Below are records; how many of their lines contain "Checkout"? Answer with only the number.

*** Opening RECORDS ***

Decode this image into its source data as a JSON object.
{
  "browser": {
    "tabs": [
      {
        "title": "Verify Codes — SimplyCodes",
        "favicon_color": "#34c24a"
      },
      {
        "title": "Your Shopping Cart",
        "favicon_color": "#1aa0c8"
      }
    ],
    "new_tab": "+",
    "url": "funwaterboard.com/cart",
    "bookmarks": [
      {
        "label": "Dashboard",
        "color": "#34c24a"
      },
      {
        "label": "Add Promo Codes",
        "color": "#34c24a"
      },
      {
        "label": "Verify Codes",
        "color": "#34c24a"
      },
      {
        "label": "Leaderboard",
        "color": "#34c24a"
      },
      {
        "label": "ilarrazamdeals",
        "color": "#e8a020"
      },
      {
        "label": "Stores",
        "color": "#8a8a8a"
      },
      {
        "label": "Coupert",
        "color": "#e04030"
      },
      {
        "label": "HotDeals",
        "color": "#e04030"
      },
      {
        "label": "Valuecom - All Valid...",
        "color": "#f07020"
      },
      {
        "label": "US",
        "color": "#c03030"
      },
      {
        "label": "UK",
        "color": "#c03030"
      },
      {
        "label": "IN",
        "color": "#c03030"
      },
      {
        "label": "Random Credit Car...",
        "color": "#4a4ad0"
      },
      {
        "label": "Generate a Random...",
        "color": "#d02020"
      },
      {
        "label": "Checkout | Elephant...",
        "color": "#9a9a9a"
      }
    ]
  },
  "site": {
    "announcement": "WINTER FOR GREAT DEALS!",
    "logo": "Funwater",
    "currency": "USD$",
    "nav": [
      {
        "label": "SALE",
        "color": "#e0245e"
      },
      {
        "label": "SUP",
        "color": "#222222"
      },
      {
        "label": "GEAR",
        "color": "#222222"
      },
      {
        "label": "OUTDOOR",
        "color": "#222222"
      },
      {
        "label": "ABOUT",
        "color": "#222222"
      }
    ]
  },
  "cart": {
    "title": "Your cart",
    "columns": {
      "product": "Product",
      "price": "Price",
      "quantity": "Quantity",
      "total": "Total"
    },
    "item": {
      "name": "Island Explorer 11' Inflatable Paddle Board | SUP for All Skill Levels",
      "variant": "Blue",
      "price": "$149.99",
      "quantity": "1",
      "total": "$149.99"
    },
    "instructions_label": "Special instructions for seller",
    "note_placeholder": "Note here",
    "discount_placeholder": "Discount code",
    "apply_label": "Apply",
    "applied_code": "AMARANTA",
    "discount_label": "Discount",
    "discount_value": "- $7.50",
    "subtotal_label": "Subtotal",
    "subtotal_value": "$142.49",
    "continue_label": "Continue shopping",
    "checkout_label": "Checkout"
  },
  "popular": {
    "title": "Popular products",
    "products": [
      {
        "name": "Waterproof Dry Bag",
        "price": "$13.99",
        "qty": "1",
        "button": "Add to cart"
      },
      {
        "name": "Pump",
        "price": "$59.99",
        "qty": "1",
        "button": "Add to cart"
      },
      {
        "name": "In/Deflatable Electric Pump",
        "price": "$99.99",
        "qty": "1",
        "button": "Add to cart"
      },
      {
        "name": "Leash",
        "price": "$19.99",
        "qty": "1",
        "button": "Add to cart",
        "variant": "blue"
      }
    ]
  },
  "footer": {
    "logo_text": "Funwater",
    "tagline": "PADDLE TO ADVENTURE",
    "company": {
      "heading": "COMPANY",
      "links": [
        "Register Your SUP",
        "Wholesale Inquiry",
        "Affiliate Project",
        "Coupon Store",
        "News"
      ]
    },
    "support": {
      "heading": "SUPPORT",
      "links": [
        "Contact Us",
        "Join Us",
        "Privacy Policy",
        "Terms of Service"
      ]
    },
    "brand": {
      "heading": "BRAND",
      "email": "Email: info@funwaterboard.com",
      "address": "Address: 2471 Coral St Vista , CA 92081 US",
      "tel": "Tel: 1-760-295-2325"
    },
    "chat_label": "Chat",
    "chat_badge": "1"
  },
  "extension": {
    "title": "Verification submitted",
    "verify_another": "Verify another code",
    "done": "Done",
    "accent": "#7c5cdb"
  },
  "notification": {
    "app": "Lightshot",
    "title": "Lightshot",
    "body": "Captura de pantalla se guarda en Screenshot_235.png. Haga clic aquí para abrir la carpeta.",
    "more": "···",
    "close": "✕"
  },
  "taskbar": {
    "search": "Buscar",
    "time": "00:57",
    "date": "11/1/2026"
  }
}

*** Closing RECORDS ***

● TASK OUTPUT
2